** DATA follows **
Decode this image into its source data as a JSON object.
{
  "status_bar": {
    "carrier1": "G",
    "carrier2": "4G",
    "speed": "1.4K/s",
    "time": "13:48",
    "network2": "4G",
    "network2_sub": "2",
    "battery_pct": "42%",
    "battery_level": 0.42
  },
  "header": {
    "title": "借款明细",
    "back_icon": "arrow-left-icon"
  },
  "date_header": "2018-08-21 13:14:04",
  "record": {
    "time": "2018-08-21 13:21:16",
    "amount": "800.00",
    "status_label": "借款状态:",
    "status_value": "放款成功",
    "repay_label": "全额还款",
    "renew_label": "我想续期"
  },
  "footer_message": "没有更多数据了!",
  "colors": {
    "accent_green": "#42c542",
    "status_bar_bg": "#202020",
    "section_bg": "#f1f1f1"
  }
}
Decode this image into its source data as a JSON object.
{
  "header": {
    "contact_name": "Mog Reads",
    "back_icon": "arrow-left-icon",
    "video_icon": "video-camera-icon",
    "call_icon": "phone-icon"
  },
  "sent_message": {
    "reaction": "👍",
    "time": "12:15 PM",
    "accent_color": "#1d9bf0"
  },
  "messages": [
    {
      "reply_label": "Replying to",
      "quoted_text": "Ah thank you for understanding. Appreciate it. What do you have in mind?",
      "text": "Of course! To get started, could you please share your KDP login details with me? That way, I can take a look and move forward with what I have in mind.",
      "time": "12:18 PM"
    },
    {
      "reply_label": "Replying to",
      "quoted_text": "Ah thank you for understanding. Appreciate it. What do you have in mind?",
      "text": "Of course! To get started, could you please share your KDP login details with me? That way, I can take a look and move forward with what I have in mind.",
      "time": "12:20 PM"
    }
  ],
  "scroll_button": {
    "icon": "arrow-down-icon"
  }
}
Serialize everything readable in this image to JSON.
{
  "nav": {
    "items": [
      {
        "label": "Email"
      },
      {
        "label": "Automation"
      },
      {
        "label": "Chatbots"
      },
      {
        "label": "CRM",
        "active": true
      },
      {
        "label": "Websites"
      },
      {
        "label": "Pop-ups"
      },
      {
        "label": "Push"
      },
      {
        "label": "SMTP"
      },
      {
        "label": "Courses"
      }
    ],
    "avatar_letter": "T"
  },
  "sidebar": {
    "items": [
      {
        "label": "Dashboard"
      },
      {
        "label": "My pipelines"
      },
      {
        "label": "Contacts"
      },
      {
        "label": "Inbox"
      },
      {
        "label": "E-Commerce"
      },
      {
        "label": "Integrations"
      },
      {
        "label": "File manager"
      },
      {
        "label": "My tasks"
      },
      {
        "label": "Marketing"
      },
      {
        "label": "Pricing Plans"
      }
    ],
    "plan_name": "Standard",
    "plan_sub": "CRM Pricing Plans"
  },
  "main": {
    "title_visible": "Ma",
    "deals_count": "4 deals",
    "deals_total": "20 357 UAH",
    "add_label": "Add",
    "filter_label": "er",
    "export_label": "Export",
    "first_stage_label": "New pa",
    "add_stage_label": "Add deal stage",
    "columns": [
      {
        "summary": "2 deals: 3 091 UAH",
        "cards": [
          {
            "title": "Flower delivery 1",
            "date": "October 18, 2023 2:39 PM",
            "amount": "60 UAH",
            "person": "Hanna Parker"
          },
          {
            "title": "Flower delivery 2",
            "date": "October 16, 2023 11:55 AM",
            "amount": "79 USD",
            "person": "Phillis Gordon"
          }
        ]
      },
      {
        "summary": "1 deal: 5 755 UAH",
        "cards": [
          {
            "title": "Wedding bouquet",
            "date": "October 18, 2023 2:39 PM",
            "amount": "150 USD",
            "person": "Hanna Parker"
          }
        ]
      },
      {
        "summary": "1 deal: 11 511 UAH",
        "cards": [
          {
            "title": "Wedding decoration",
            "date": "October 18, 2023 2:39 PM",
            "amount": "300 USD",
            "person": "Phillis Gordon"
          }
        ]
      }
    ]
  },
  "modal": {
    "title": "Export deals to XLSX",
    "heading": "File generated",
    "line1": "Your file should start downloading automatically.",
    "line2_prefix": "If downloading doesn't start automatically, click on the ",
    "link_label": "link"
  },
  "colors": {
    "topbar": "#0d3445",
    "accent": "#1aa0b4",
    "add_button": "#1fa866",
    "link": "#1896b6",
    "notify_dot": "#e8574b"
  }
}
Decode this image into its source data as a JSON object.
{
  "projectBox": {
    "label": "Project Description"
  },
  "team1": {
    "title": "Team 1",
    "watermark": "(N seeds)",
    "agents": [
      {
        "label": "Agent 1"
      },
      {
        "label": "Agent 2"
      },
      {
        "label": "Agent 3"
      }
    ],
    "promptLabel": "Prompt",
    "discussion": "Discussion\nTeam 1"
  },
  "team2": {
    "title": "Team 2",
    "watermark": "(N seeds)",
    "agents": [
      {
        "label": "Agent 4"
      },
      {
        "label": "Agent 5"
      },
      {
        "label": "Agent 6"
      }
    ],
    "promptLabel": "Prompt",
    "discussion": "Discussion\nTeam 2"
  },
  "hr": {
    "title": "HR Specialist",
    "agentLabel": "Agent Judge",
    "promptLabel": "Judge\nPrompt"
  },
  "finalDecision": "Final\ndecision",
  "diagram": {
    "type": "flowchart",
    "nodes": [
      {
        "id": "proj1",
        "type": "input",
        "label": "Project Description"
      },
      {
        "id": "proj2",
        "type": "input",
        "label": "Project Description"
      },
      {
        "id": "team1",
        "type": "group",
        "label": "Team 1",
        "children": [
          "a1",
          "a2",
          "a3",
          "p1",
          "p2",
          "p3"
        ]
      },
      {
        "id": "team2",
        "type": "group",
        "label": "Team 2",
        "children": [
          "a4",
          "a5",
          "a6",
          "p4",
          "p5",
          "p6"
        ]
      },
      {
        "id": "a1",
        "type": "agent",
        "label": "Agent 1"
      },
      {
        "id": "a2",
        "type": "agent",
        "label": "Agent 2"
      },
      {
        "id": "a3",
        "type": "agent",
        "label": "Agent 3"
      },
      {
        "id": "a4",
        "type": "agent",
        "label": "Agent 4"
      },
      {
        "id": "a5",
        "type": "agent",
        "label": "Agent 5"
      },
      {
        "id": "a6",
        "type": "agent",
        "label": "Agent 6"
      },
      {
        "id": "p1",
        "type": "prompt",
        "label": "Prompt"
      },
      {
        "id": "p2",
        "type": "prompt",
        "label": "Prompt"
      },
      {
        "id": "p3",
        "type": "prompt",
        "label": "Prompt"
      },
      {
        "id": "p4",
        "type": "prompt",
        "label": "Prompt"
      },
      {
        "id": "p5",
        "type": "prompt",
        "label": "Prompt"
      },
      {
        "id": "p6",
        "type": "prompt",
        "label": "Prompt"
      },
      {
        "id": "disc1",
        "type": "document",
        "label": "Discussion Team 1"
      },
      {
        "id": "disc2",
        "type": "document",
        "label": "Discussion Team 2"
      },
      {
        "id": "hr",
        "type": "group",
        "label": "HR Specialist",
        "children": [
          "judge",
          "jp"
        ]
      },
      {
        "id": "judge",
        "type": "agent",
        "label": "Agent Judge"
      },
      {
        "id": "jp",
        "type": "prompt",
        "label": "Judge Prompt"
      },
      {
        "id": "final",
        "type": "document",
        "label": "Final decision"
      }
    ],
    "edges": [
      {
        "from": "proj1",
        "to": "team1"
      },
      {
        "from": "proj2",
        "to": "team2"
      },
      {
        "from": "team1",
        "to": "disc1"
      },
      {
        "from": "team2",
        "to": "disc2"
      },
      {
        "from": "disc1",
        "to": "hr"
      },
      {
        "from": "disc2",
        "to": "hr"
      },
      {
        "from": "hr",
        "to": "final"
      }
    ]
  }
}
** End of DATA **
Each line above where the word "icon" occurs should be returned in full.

    "back_icon": "arrow-left-icon"
    "back_icon": "arrow-left-icon",
    "video_icon": "video-camera-icon",
    "call_icon": "phone-icon"
    "icon": "arrow-down-icon"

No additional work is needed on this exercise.